Crate Train Your Puppy
Most trainers concur that a crate is a crucial tool for potty training. Potty training your puppy, and training in general, can be significantly aided by confining your puppy to their area. Because a dog usually doesn’t want to soil a place where they spend time living and sleeping, a crate will help your puppy learn to “hold it.” The crate must be an appropriate size.
Crates should be big enough for your dog to sit, lie down, and turn around comfortably but not so big that they can turn a portion into a bathroom. When a puppy is small, it is best to use a crate with a divider that can be adjusted because the puppy will soon become larger.
Ensure your puppy spends enough time inside the crate to feel at home. Your dog must associate the crate with positive experiences, including being secure and content. Be sure the crate is not used as punishment.
Should You Use Puppy Pee Pads?
Even though trainers advise against them, some dog owners use puppy pee pads or paper out of convenience or because they think their puppies can’t go outside before or during immunizations.

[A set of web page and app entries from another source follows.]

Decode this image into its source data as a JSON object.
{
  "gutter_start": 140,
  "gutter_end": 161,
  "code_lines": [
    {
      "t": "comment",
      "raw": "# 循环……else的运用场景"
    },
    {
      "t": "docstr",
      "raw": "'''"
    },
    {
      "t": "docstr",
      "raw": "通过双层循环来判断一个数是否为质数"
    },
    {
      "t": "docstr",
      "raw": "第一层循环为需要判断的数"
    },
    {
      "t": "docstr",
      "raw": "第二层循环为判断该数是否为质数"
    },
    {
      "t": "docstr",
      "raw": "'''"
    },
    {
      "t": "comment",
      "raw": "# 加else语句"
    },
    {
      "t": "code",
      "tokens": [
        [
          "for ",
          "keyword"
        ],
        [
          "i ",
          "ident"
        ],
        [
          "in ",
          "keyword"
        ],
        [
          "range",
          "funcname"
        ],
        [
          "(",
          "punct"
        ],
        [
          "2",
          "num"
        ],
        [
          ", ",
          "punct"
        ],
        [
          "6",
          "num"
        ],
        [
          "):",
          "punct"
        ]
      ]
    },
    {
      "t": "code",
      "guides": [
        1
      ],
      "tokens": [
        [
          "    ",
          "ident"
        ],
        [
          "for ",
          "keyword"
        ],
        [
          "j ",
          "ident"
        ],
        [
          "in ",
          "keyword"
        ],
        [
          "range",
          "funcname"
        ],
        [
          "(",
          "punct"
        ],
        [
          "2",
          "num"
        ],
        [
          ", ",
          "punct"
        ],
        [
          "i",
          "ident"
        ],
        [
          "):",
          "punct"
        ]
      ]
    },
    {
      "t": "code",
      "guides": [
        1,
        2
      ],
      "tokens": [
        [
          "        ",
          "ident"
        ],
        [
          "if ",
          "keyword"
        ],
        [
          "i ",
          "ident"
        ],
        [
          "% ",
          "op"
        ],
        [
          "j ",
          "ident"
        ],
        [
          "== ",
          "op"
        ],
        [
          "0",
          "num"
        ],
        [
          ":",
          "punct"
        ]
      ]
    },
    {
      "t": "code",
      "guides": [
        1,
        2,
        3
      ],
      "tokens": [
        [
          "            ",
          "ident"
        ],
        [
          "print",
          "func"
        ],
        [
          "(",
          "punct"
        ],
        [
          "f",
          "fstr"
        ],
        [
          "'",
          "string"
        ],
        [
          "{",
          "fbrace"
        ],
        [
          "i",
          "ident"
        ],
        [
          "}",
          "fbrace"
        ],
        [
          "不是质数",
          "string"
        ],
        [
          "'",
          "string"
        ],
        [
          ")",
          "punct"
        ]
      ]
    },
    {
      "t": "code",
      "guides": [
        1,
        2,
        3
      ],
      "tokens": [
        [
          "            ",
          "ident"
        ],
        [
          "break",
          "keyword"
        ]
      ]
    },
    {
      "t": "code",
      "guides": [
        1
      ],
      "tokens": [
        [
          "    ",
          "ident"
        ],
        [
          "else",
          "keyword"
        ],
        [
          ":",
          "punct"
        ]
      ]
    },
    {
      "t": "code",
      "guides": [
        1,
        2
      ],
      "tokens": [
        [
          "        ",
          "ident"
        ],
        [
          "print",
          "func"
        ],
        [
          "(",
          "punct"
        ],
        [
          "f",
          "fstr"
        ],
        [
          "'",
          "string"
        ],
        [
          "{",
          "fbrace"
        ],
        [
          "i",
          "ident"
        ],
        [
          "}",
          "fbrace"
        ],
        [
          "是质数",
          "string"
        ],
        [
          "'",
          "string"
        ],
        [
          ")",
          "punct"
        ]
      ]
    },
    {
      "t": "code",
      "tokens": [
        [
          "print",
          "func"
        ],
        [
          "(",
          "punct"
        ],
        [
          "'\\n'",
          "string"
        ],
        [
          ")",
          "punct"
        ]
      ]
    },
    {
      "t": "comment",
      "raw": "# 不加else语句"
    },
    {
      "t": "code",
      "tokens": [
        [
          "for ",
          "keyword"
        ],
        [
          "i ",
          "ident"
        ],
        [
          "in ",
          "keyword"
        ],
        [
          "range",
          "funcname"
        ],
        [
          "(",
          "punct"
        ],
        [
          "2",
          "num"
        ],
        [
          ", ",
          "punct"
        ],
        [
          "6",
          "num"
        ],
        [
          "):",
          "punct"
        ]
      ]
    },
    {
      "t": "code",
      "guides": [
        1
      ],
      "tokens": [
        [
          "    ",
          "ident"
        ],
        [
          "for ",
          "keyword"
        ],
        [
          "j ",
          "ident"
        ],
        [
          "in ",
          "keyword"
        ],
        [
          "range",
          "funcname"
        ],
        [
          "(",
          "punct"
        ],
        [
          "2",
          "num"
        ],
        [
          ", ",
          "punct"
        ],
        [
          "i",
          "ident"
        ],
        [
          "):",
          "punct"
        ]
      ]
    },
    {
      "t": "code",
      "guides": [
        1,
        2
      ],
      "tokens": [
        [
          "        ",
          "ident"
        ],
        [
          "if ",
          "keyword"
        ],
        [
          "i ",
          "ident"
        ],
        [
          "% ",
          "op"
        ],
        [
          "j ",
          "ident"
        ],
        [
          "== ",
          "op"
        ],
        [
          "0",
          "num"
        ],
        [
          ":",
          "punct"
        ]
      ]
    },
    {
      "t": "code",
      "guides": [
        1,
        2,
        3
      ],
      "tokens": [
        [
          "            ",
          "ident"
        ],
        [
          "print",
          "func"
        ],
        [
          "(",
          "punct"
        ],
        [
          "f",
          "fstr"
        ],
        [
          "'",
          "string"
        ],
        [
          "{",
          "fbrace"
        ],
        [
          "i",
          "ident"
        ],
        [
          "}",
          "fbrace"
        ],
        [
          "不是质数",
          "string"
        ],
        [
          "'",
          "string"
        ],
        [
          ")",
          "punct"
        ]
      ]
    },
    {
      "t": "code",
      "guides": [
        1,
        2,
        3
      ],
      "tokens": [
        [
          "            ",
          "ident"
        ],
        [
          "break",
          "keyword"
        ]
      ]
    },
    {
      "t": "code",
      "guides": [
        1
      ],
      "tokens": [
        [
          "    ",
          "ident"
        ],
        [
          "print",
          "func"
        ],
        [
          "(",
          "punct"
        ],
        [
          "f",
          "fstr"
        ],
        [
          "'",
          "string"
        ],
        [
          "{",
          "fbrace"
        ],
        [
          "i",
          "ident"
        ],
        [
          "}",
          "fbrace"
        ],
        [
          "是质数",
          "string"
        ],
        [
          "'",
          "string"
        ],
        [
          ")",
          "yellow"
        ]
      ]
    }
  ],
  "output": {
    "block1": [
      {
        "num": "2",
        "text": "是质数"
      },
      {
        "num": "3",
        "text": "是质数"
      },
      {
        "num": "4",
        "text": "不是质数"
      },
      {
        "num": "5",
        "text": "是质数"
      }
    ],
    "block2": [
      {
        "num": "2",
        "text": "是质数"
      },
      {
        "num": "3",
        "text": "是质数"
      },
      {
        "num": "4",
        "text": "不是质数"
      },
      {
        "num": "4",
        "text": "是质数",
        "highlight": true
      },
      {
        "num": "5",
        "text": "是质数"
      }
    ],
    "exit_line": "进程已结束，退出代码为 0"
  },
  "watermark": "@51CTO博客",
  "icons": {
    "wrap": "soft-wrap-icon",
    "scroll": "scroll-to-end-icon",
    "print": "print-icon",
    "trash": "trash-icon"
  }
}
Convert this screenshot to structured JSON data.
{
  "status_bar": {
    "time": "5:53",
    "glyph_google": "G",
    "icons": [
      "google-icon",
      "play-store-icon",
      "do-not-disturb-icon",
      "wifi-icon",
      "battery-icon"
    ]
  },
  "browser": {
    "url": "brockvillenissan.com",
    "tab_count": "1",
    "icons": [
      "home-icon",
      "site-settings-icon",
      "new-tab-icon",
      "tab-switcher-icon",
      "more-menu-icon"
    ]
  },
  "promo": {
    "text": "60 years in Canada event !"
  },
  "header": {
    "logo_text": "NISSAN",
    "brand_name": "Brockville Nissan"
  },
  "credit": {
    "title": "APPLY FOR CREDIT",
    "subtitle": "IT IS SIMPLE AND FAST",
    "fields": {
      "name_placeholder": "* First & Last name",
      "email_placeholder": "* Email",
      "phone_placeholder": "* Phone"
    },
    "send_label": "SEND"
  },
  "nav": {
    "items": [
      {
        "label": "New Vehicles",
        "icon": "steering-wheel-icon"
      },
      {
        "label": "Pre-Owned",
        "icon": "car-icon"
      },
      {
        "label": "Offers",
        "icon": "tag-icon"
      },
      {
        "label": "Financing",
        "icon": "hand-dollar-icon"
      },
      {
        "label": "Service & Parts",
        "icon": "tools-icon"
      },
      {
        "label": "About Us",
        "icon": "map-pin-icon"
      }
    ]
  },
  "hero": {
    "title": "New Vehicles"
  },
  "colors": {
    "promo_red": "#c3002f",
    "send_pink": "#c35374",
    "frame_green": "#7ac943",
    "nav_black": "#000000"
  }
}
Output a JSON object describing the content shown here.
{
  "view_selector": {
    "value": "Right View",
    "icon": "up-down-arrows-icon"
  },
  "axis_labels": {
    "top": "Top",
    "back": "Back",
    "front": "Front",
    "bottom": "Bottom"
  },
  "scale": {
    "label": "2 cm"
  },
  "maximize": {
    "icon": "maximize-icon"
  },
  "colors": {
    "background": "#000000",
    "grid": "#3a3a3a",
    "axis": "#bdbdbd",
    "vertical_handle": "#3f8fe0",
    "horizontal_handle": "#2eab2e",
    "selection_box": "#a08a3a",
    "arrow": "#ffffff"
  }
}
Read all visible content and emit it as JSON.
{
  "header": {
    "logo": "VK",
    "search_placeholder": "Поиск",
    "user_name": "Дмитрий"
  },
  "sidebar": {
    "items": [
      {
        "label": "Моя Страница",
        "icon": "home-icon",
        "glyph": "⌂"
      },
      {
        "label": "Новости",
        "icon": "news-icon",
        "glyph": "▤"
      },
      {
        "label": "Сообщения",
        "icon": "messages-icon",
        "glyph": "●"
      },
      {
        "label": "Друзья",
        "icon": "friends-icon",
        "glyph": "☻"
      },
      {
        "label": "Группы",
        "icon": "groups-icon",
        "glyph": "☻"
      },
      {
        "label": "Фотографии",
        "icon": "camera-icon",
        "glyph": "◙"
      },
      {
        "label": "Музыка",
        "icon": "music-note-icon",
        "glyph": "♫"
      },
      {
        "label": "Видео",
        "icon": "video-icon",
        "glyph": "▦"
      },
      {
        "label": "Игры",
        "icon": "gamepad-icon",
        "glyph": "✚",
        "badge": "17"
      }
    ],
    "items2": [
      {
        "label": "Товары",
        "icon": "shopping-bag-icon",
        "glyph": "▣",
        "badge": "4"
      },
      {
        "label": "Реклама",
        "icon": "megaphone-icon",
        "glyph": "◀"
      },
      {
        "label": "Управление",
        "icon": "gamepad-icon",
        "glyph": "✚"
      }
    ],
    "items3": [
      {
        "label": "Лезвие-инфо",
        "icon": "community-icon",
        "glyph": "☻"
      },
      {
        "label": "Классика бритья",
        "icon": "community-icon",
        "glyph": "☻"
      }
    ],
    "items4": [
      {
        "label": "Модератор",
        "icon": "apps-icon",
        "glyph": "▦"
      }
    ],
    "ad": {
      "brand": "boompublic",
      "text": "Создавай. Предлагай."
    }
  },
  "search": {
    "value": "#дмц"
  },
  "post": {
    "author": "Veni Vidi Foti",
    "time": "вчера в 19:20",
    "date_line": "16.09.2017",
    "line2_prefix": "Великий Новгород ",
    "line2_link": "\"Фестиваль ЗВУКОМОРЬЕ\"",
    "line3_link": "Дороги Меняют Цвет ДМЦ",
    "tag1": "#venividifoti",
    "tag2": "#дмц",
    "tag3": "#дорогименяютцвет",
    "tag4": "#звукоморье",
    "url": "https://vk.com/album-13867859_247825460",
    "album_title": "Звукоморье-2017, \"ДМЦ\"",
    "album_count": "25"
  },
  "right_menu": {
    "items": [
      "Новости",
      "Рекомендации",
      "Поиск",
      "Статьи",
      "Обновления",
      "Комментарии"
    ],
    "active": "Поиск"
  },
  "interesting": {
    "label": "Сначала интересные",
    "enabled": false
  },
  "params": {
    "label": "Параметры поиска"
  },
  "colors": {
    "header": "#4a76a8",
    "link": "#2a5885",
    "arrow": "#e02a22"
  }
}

Pee pads essentially teach your dog to relieve himself inside your home. Many dog owners begin using pads, hoping that doing so will be the first step in teaching their dogs to relieve themselves outside. Rarely does this work. Most of the time, it simply prolongs and complicates the process of potty training.
When you train your puppy to use the bathroom indoors by teaching them to use the pee pad, they may never learn to go outside.
Additional drawbacks to pee pads include that they add to the cost, it’s unhygienic to have poop and pee in your home, and many dogs enjoy chewing on them. Pee pads are a solution if you or your dog has mobility issues and finds it challenging to go outside.
The best place for potty training is outside, where your pup will also benefit from valuable mental stimulation and opportunities to be social.
It’s never too late to potty train any dog. However, as soon as you bring your puppy home, begin potty training as quickly as possible. The ideal time to start potty training puppies is between 12 and 16 weeks of age. Most puppies are capable of effective potty training by this age and have adequate bladder and bowel control.